ATARI Jaguar - NTSC Rev B
The Atari Jaguar was the very first,
arguably 64-bit gaming console and like the Atari Lynx (the first hand
held colour portable game system) it should have done better.
arguably comes from the cries that while the components are 64-bit the
GPU and CPU could only interprets command sets that were 32-bit. I'll
leave that argument for other sites.
In 1993 the Jaguar was
classic Atari's last swing at the game market after failure of the Lynx.
The Jaguar was a serious bit of kit well and truly above and beyond the
hardware or its competitors Sega's Mega Drive/Genesis and Nintendo's
Super Nintendo which are 16-bit systems.
Unfortunately, as has
been the case for many systems the Jaguar suffered from a comparatively
small game library. As time has shown (looking at you Game Boy),
consumers will buy a more rubbish system with lots of games VS a better
one with only a few.
While there were a number of issues with the
hardware itself (as all systems do), due to its powerful yet segmented
architecture the Jaguar was amazingly difficult to write software for
reducing interest in third party development. Documentation from Atari
was also limited and incomplete adding to the problem.
had a chance however when Sony and Sega brought their 32-bit consoles
onto the market with an impressive line up of new software its days were
In addition to a number of released and unreleased
add-ons (including a VR Headset) a CD drive was sold in an attempt to
boost and save the system however it too was unsuccessful.
moulds for the Atari Jaguar were later sold and have since been used as
the shell for a dental camera.
Interestingly enough, while the Jaguar was difficult to code for, the
PS2 and PS3 are reportedly more difficult however they have the strong
backing of Sony and an established gamer following to make the effort
Final Tip: If you're looking to buy a Jaguar and aren't

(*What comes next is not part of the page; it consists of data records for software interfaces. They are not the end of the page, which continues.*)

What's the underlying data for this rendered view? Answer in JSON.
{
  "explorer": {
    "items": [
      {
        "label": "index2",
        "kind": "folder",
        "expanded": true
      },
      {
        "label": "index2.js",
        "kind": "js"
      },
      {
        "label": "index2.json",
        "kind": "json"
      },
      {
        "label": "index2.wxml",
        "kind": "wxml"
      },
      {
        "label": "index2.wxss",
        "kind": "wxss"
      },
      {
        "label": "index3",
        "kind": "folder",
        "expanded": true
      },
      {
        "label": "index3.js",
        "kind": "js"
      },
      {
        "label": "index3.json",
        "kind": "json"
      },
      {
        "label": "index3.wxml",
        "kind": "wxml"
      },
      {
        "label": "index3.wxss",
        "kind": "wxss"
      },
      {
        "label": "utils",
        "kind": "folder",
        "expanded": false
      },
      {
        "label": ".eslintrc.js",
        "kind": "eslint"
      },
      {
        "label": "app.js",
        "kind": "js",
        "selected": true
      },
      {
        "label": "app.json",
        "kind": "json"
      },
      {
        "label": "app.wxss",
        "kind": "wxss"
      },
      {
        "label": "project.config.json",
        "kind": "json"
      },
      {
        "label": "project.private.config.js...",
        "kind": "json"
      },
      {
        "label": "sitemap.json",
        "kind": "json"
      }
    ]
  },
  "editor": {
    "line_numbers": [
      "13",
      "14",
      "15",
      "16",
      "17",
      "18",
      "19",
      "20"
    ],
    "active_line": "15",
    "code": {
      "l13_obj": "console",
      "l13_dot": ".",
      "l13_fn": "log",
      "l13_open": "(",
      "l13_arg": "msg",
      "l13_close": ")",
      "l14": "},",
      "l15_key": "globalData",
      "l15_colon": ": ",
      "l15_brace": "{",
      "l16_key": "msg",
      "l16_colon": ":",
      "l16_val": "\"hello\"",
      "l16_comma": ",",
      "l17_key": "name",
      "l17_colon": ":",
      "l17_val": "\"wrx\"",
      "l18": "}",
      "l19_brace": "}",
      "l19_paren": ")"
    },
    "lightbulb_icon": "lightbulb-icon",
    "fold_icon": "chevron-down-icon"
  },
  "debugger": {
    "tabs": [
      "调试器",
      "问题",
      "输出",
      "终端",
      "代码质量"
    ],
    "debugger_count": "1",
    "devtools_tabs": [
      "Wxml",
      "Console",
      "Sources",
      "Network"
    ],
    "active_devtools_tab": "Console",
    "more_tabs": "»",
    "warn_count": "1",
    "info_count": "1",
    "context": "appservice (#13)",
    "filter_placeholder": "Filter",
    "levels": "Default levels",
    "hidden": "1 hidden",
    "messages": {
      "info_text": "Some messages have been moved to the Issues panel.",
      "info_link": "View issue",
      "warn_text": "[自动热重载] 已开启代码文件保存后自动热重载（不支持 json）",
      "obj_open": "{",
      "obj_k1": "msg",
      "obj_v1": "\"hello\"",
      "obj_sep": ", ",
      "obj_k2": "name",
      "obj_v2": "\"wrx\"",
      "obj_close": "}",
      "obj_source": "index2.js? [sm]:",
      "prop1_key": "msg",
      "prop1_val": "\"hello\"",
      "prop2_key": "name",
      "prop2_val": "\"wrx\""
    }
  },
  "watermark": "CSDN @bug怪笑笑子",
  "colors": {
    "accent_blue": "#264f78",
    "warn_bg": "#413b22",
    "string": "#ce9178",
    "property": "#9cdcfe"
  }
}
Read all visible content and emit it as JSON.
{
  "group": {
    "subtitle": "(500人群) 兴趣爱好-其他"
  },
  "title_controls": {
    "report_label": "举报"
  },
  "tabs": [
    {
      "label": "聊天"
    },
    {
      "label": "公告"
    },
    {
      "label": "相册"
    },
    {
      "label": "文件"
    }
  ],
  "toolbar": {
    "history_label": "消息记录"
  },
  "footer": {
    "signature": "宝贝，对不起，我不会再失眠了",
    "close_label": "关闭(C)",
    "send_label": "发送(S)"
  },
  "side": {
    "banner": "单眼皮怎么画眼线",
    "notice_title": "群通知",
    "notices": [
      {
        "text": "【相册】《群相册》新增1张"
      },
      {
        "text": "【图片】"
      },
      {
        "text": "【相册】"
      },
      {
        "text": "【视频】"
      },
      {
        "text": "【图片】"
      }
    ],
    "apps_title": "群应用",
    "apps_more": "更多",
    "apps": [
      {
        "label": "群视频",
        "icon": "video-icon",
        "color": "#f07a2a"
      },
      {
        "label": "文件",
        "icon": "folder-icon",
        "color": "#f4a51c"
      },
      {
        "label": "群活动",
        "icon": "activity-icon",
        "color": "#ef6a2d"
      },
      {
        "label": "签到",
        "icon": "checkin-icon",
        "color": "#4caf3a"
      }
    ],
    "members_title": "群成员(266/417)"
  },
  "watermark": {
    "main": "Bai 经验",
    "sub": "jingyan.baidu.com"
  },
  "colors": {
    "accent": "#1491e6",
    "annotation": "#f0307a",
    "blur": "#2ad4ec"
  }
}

sure whether it's NTSC or PAL format the power LED is the giveaway. NTSC
units have a red power light while the PAL Jaguar light is green.